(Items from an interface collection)

········

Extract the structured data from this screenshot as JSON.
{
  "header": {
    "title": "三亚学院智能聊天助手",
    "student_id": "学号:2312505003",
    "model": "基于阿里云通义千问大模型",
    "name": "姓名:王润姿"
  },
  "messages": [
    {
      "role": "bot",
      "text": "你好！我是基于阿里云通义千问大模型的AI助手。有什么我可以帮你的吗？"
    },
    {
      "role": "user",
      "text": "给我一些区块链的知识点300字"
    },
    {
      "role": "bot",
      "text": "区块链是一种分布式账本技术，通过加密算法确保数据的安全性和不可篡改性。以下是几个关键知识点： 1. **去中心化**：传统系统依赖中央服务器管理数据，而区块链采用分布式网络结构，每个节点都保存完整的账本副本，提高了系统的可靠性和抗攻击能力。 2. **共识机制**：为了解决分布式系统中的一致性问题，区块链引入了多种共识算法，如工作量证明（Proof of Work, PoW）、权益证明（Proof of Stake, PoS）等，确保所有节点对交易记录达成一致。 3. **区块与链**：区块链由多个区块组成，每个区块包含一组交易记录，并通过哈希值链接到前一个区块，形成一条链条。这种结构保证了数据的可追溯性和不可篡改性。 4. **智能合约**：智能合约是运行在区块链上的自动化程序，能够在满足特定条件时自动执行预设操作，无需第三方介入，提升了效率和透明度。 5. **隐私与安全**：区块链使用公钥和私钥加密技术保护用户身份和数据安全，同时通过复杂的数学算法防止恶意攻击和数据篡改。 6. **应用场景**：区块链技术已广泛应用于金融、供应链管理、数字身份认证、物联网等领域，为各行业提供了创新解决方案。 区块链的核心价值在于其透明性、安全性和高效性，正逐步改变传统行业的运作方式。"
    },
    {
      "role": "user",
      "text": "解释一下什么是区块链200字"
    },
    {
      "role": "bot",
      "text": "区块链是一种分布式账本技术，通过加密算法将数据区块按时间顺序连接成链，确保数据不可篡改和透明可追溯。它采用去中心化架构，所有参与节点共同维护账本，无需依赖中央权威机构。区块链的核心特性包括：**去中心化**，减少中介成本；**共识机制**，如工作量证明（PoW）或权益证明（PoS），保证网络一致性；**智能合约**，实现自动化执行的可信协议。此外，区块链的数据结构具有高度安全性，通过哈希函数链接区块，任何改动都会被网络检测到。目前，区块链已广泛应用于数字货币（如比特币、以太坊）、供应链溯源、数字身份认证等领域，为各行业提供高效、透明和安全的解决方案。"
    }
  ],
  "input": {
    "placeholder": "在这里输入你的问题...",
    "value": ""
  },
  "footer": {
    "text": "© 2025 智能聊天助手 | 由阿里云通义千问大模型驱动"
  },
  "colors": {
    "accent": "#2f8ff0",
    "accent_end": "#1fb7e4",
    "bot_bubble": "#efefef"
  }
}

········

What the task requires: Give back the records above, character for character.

Exercise output:
Extract the structured data from this screenshot as JSON.
{
  "header": {
    "title": "三亚学院智能聊天助手",
    "student_id": "学号:2312505003",
    "model": "基于阿里云通义千问大模型",
    "name": "姓名:王润姿"
  },
  "messages": [
    {
      "role": "bot",
      "text": "你好！我是基于阿里云通义千问大模型的AI助手。有什么我可以帮你的吗？"
    },
    {
      "role": "user",
      "text": "给我一些区块链的知识点300字"
    },
    {
      "role": "bot",
      "text": "区块链是一种分布式账本技术，通过加密算法确保数据的安全性和不可篡改性。以下是几个关键知识点： 1. **去中心化**：传统系统依赖中央服务器管理数据，而区块链采用分布式网络结构，每个节点都保存完整的账本副本，提高了系统的可靠性和抗攻击能力。 2. **共识机制**：为了解决分布式系统中的一致性问题，区块链引入了多种共识算法，如工作量证明（Proof of Work, PoW）、权益证明（Proof of Stake, PoS）等，确保所有节点对交易记录达成一致。 3. **区块与链**：区块链由多个区块组成，每个区块包含一组交易记录，并通过哈希值链接到前一个区块，形成一条链条。这种结构保证了数据的可追溯性和不可篡改性。 4. **智能合约**：智能合约是运行在区块链上的自动化程序，能够在满足特定条件时自动执行预设操作，无需第三方介入，提升了效率和透明度。 5. **隐私与安全**：区块链使用公钥和私钥加密技术保护用户身份和数据安全，同时通过复杂的数学算法防止恶意攻击和数据篡改。 6. **应用场景**：区块链技术已广泛应用于金融、供应链管理、数字身份认证、物联网等领域，为各行业提供了创新解决方案。 区块链的核心价值在于其透明性、安全性和高效性，正逐步改变传统行业的运作方式。"
    },
    {
      "role": "user",
      "text": "解释一下什么是区块链200字"
    },
    {
      "role": "bot",
      "text": "区块链是一种分布式账本技术，通过加密算法将数据区块按时间顺序连接成链，确保数据不可篡改和透明可追溯。它采用去中心化架构，所有参与节点共同维护账本，无需依赖中央权威机构。区块链的核心特性包括：**去中心化**，减少中介成本；**共识机制**，如工作量证明（PoW）或权益证明（PoS），保证网络一致性；**智能合约**，实现自动化执行的可信协议。此外，区块链的数据结构具有高度安全性，通过哈希函数链接区块，任何改动都会被网络检测到。目前，区块链已广泛应用于数字货币（如比特币、以太坊）、供应链溯源、数字身份认证等领域，为各行业提供高效、透明和安全的解决方案。"
    }
  ],
  "input": {
    "placeholder": "在这里输入你的问题...",
    "value": ""
  },
  "footer": {
    "text": "© 2025 智能聊天助手 | 由阿里云通义千问大模型驱动"
  },
  "colors": {
    "accent": "#2f8ff0",
    "accent_end": "#1fb7e4",
    "bot_bubble": "#efefef"
  }
}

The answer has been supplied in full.